The impact of COVID-19 continues to be unpredictable. However, there is one thing we know with certainty that the pandemic is affecting children’s mental health. The psychological impact of the pandemic on youths often includes anxiety about the possibility of becoming infected or infecting others, not be able to reach out or hang out with friends. Social distancing can also make us feel more socially isolated, depressed, and lonely. In fact, we know that social support is a major protective factor when facing adversity; one that is now missing for many children and families.
It is also vital to identify that most of these reactions are completely normative in the context of the pandemic. And in fact, small amounts of anxiety can actually be adaptive and protective. To some degree, this is what helps us to feel compelled to wash our hands and practice social distancing. On the other hand, too much anxiety can cause significant distress and lead to further psychological issues.
What Can We Do To Help Youths?
Address their anxiety
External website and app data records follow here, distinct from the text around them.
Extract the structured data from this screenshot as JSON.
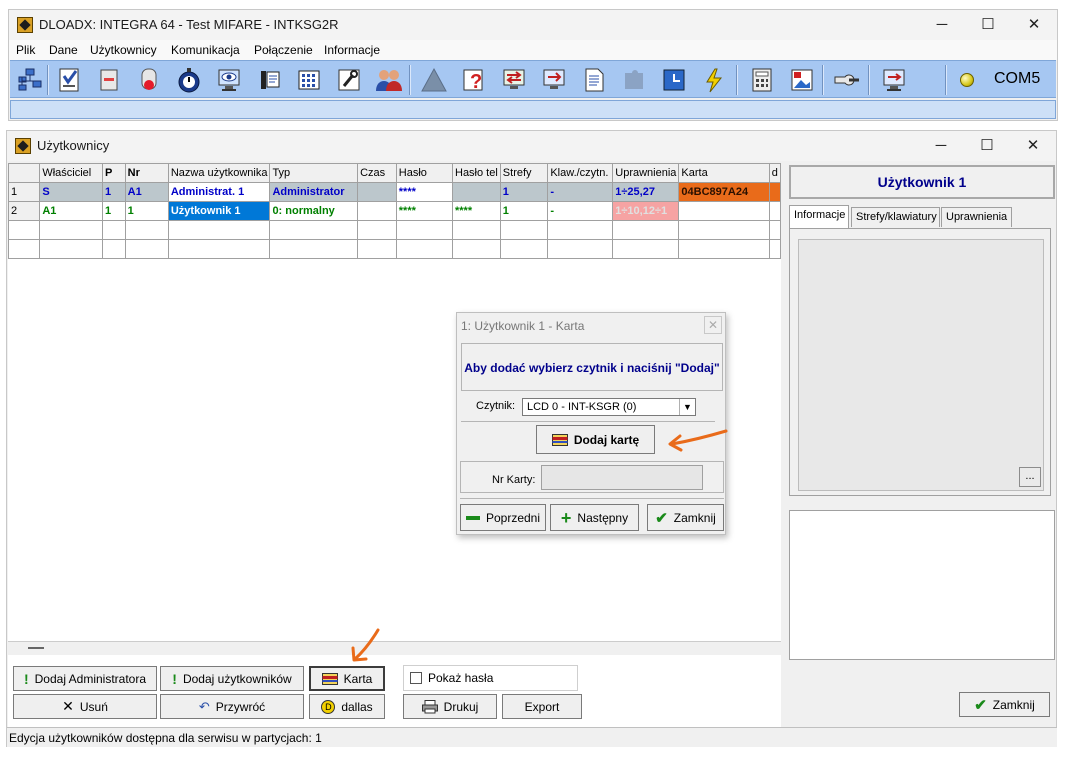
{
  "main_window": {
    "title": "DLOADX: INTEGRA 64 - Test MIFARE - INTKSG2R",
    "controls": {
      "minimize": "─",
      "maximize": "☐",
      "close": "✕"
    },
    "menu": [
      "Plik",
      "Dane",
      "Użytkownicy",
      "Komunikacja",
      "Połączenie",
      "Informacje"
    ],
    "toolbar_icons": [
      "structure-icon",
      "checklist-icon",
      "module-icon",
      "siren-icon",
      "timer-icon",
      "monitor-eye-icon",
      "phone-icon",
      "keypad-icon",
      "tools-icon",
      "users-icon",
      "triangle-icon",
      "question-icon",
      "transfer-icon",
      "screen-arrow-icon",
      "document-icon",
      "puzzle-icon",
      "clock-icon",
      "lightning-icon",
      "calculator-icon",
      "picture-icon",
      "key-icon",
      "pc-connect-icon"
    ],
    "com_port": "COM5"
  },
  "users_window": {
    "title": "Użytkownicy",
    "table": {
      "headers": [
        "",
        "Właściciel",
        "P",
        "Nr",
        "Nazwa użytkownika",
        "Typ",
        "Czas",
        "Hasło",
        "Hasło tel",
        "Strefy",
        "Klaw./czytn.",
        "Uprawnienia",
        "Karta",
        "d"
      ],
      "rows": [
        [
          "1",
          "S",
          "1",
          "A1",
          "Administrat. 1",
          "Administrator",
          "",
          "****",
          "",
          "1",
          "-",
          "1÷25,27",
          "04BC897A24",
          ""
        ],
        [
          "2",
          "A1",
          "1",
          "1",
          "Użytkownik   1",
          "0: normalny",
          "",
          "****",
          "****",
          "1",
          "-",
          "1÷10,12÷1",
          "",
          ""
        ]
      ]
    },
    "right_panel": {
      "header": "Użytkownik   1",
      "tabs": [
        "Informacje",
        "Strefy/klawiatury",
        "Uprawnienia"
      ],
      "dots": "..."
    },
    "buttons": {
      "add_admin": "Dodaj Administratora",
      "add_users": "Dodaj użytkowników",
      "card": "Karta",
      "show_passwords": "Pokaż hasła",
      "delete": "Usuń",
      "restore": "Przywróć",
      "dallas": "dallas",
      "print": "Drukuj",
      "export": "Export",
      "close": "Zamknij"
    }
  },
  "dialog": {
    "title": "1: Użytkownik   1 - Karta",
    "close": "✕",
    "message": "Aby dodać wybierz czytnik i naciśnij \"Dodaj\"",
    "reader_label": "Czytnik:",
    "reader_value": "LCD 0 - INT-KSGR    (0)",
    "add_card": "Dodaj kartę",
    "card_nr_label": "Nr Karty:",
    "card_nr_value": "",
    "prev": "Poprzedni",
    "next": "Następny",
    "close_btn": "Zamknij"
  },
  "status_bar": "Edycja użytkowników dostępna dla serwisu w partycjach: 1",
  "colors": {
    "accent_orange": "#e96b1a",
    "owner_blue": "#0000c8",
    "owner_green": "#008000",
    "toolbar": "#a6c7f2"
  }
}
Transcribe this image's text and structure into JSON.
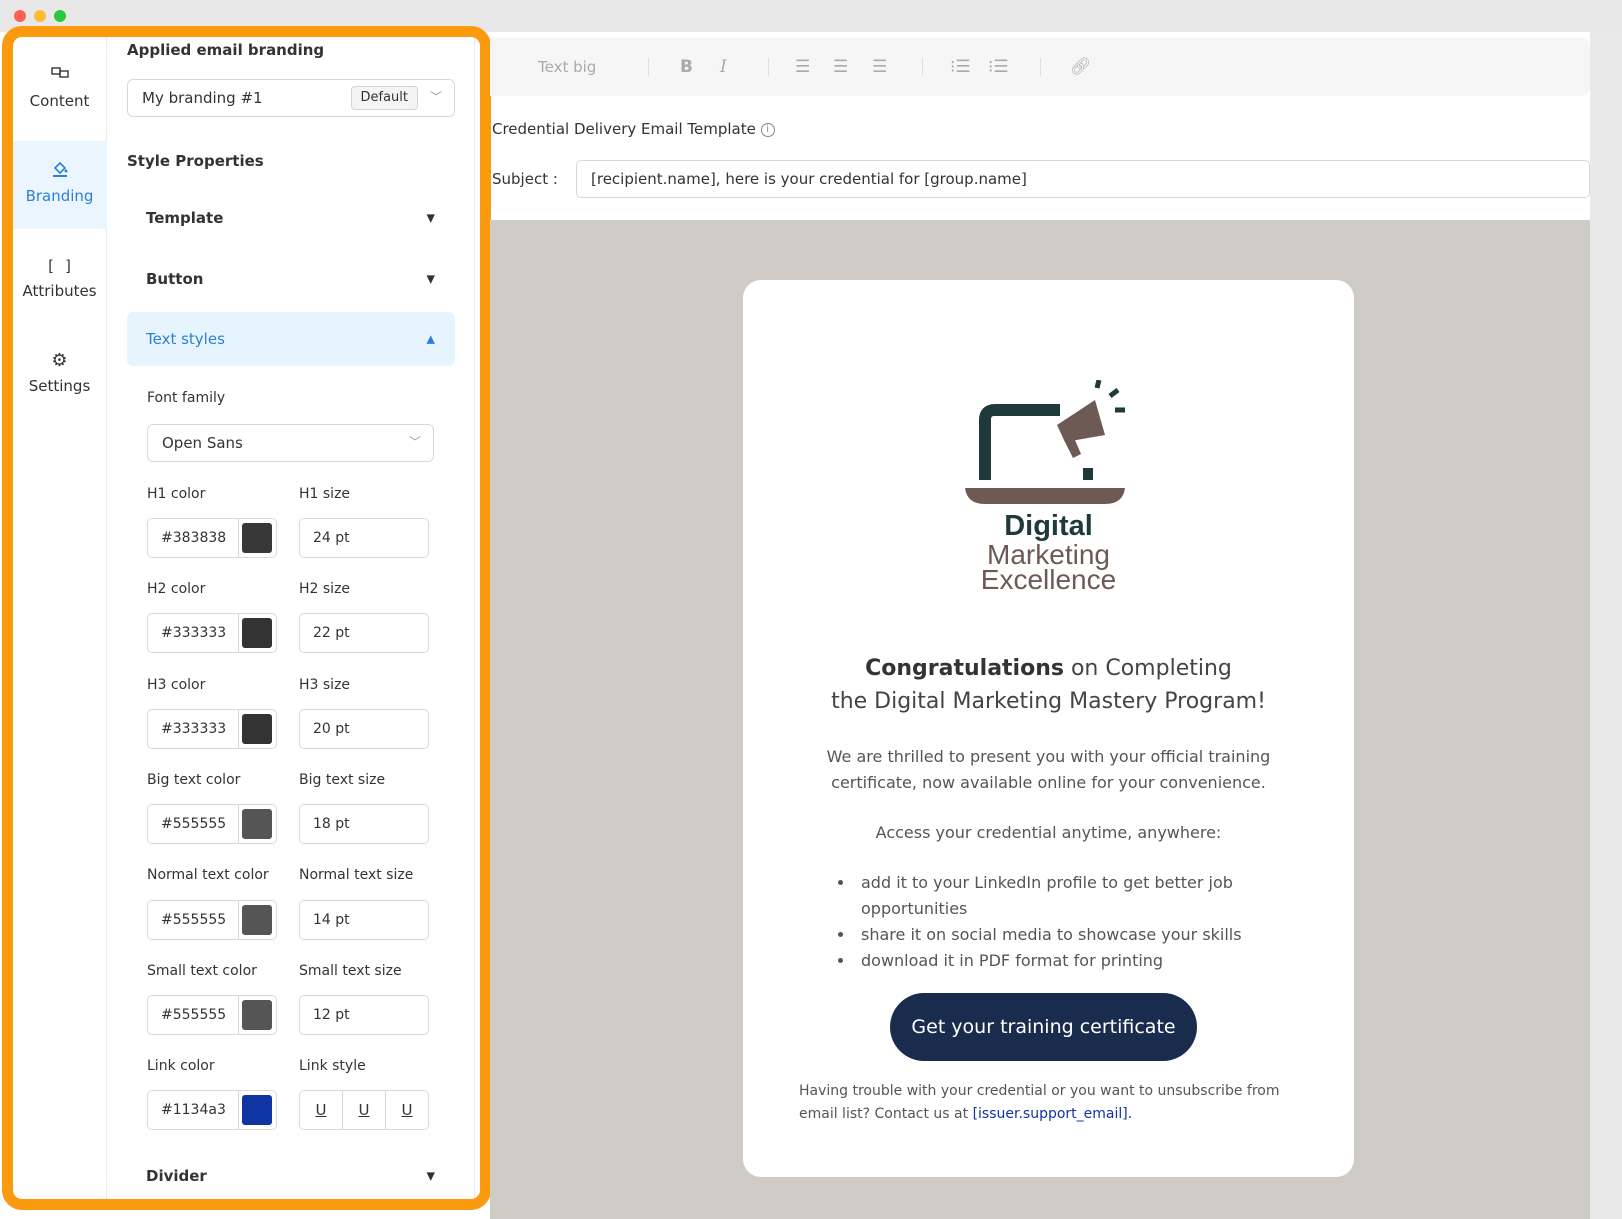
{
  "nav": {
    "items": [
      {
        "label": "Content",
        "icon": "content-icon"
      },
      {
        "label": "Branding",
        "icon": "paint-bucket-icon"
      },
      {
        "label": "Attributes",
        "icon": "brackets-icon"
      },
      {
        "label": "Settings",
        "icon": "gear-icon"
      }
    ]
  },
  "panel": {
    "applied_branding_title": "Applied email branding",
    "branding_select": "My branding #1",
    "branding_badge": "Default",
    "style_properties_title": "Style Properties",
    "sections": {
      "template": "Template",
      "button": "Button",
      "text_styles": "Text styles",
      "divider": "Divider"
    },
    "font_family_label": "Font family",
    "font_family_value": "Open Sans",
    "rows": [
      {
        "color_label": "H1 color",
        "color": "#383838",
        "size_label": "H1 size",
        "size": "24 pt"
      },
      {
        "color_label": "H2 color",
        "color": "#333333",
        "size_label": "H2 size",
        "size": "22 pt"
      },
      {
        "color_label": "H3 color",
        "color": "#333333",
        "size_label": "H3 size",
        "size": "20 pt"
      },
      {
        "color_label": "Big text color",
        "color": "#555555",
        "size_label": "Big text size",
        "size": "18 pt"
      },
      {
        "color_label": "Normal text color",
        "color": "#555555",
        "size_label": "Normal text size",
        "size": "14 pt"
      },
      {
        "color_label": "Small text color",
        "color": "#555555",
        "size_label": "Small text size",
        "size": "12 pt"
      }
    ],
    "link_color_label": "Link color",
    "link_color": "#1134a3",
    "link_style_label": "Link style",
    "link_style_options": [
      "U",
      "U",
      "U"
    ]
  },
  "editor": {
    "text_style_dropdown": "Text big",
    "template_title": "Credential Delivery Email Template",
    "subject_label": "Subject :",
    "subject_value": "[recipient.name], here is your credential for [group.name]"
  },
  "email": {
    "logo_line1": "Digital",
    "logo_line2": "Marketing",
    "logo_line3": "Excellence",
    "congrats_bold": "Congratulations",
    "congrats_rest": " on Completing",
    "congrats_line2": "the Digital Marketing Mastery Program!",
    "para1_line1": "We are thrilled to present you with your official training",
    "para1_line2": "certificate, now available online for your convenience.",
    "para2": "Access your credential anytime, anywhere:",
    "bullets": [
      "add it to your LinkedIn profile to get better job opportunities",
      "share it on social media to showcase your skills",
      "download it in PDF format for printing"
    ],
    "cta": "Get your training certificate",
    "footer_text": "Having trouble with your credential or you want to unsubscribe from email list? Contact us at ",
    "footer_link": "[issuer.support_email]."
  },
  "colors": {
    "accent": "#2f7fd6",
    "highlight_border": "#fc9a0d",
    "cta_bg": "#1a2c4e",
    "preview_bg": "#cfcbc7"
  }
}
Help children to recognize what they can control. While we may not be able to control what’s happening in our environment, we can control our own proactive efforts to stop the spread of the virus through physical distancing, wearing a mask, and hand washing. Help children to feel empowered by choosing the ways in which they are helping themselves and their families to stay safe. We can also help to monitor and control children’s exposure to graphic news stories about the pandemic.
Encourage emotional awareness
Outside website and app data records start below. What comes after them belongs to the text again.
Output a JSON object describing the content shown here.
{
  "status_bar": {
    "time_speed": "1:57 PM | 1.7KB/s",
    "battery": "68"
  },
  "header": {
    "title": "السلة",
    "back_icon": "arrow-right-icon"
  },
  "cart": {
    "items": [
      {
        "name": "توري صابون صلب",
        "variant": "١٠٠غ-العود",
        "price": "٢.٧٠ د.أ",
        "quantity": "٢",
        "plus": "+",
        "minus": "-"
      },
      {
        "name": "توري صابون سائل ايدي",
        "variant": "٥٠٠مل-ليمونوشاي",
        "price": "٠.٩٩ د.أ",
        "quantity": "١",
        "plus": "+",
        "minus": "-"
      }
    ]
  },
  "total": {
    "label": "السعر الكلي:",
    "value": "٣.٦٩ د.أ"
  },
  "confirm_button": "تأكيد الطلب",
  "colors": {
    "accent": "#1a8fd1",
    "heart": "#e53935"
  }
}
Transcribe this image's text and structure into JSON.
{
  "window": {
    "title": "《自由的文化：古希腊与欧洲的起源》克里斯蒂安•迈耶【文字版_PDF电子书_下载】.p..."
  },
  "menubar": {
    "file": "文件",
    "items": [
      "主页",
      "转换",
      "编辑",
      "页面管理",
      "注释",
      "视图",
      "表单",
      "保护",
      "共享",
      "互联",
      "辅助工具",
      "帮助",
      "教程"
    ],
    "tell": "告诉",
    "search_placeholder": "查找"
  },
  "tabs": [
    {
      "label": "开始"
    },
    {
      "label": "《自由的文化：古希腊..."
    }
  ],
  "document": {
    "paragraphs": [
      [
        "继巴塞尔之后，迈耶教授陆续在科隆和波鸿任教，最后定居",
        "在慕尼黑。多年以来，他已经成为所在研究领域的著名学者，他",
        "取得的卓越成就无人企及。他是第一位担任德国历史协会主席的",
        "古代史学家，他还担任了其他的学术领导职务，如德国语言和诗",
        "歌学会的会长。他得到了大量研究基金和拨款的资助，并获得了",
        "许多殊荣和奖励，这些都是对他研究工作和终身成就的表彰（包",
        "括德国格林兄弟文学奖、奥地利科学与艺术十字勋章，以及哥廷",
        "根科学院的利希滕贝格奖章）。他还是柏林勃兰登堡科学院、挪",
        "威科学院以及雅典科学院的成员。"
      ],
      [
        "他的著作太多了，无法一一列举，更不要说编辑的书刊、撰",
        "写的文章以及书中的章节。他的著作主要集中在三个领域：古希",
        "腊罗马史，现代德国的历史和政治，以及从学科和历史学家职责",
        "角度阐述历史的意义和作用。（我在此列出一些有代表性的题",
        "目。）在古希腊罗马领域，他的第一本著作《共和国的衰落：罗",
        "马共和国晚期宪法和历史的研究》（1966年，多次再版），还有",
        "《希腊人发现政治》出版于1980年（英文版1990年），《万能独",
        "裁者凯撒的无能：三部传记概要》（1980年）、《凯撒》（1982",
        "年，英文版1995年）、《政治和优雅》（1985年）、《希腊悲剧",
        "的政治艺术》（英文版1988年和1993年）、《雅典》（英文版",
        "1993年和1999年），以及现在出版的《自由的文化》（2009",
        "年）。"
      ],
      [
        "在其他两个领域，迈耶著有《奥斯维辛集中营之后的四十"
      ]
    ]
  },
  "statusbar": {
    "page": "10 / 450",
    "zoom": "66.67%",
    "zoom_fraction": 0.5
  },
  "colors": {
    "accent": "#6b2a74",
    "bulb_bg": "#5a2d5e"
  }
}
Children have an easier time coping with their own emotions when they are encouraged to observe and identify them, as opposed to trying to push them away or hide them. This often requires the help and support of a caring adult to label feelings and normalize their reactions.
Teach breathing exercises
Breathing exercises can help to reduce the physiological aspects of anxiety by helping to reduce heart rate and blood pressure. Children and adolescents can easily implement these exercises when they’re feeling stressed. This is very effective for adults as well.
- Breathe in through the nose for a count of 4 seconds.
- Hold the breath for a count of 7 seconds.
- Exhale through the mouth for the count of 8 seconds.
- Repeat the cycle 4-8 times as needed.
Embrace enjoyable activities
Sometimes a little distraction can go a long way to reduce anxiety or stress. Caregivers can help children by identifying activities that they might enjoy, whether it’s going for a walk, watching a favorite tv show, or calling a friend or family member.
Addressing sadness or depressive symptoms
- Shift focus to a better future: Help children recognize that the pandemic is temporary and it will eventually come to an end.
- Emphasize gratitude: Introduce the idea of practicing gratitude by helping children write in a journal or on paper three things that they’re grateful for each day. This can also become an end-of-day activity that the whole family participates in together.
- Find a support network: For adolescents who may be less comfortable confiding in their parents, help them to identify at least one person who they can check in with each day. It may be someone who can be a listening ear and offer comfort or support.